Aim of the exercise - Restate word for word the lines below, from the one containing "Extract the structured" through the final line, with no pictures included.

Records supplied -

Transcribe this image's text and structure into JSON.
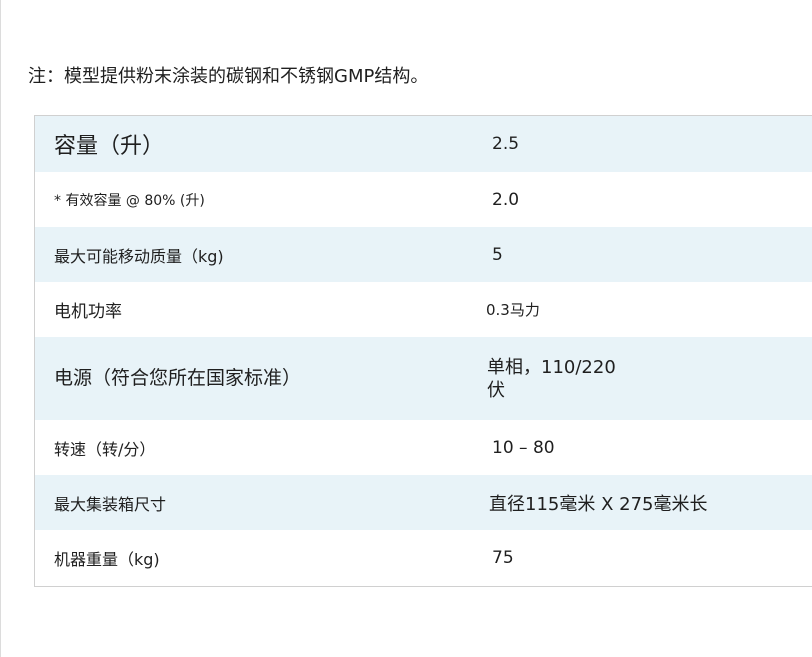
{
  "note": "注：模型提供粉末涂装的碳钢和不锈钢GMP结构。",
  "specs": [
    {
      "label": "容量（升）",
      "value": "2.5"
    },
    {
      "label": "* 有效容量 @ 80% (升)",
      "value": "2.0"
    },
    {
      "label": "最大可能移动质量（kg)",
      "value": "5"
    },
    {
      "label": "电机功率",
      "value": "0.3马力"
    },
    {
      "label": "电源（符合您所在国家标准）",
      "value": "单相，110/220伏"
    },
    {
      "label": "转速（转/分）",
      "value": "10 – 80"
    },
    {
      "label": "最大集装箱尺寸",
      "value": "直径115毫米 X 275毫米长"
    },
    {
      "label": "机器重量（kg)",
      "value": "75"
    }
  ],
  "colors": {
    "row_shade": "#e8f3f8",
    "row_plain": "#ffffff",
    "border": "#d0d0d0"
  }
}
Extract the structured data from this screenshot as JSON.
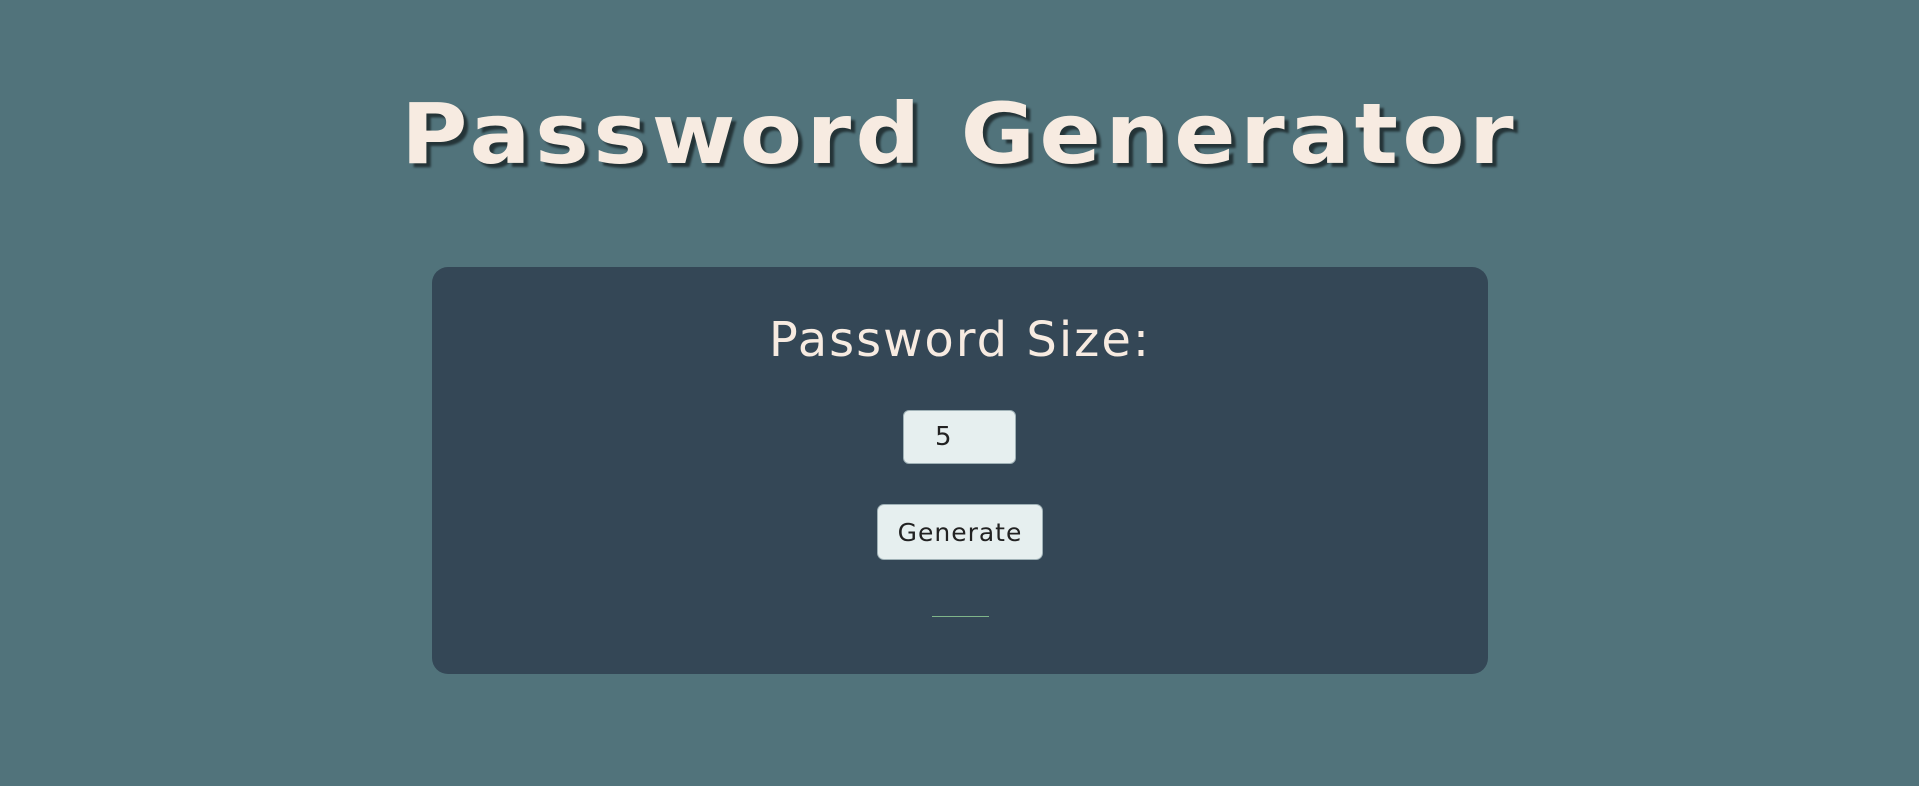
{
  "page": {
    "title": "Password Generator"
  },
  "form": {
    "size_label": "Password Size:",
    "size_value": "5",
    "generate_label": "Generate"
  },
  "colors": {
    "background": "#51737b",
    "card": "#344756",
    "text": "#f7ebe1",
    "control": "#e6efef",
    "result_accent": "#7fb58a"
  }
}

Output of the task -
Extract the structured data from this screenshot as JSON.
{
  "page": {
    "title": "Password Generator"
  },
  "form": {
    "size_label": "Password Size:",
    "size_value": "5",
    "generate_label": "Generate"
  },
  "colors": {
    "background": "#51737b",
    "card": "#344756",
    "text": "#f7ebe1",
    "control": "#e6efef",
    "result_accent": "#7fb58a"
  }
}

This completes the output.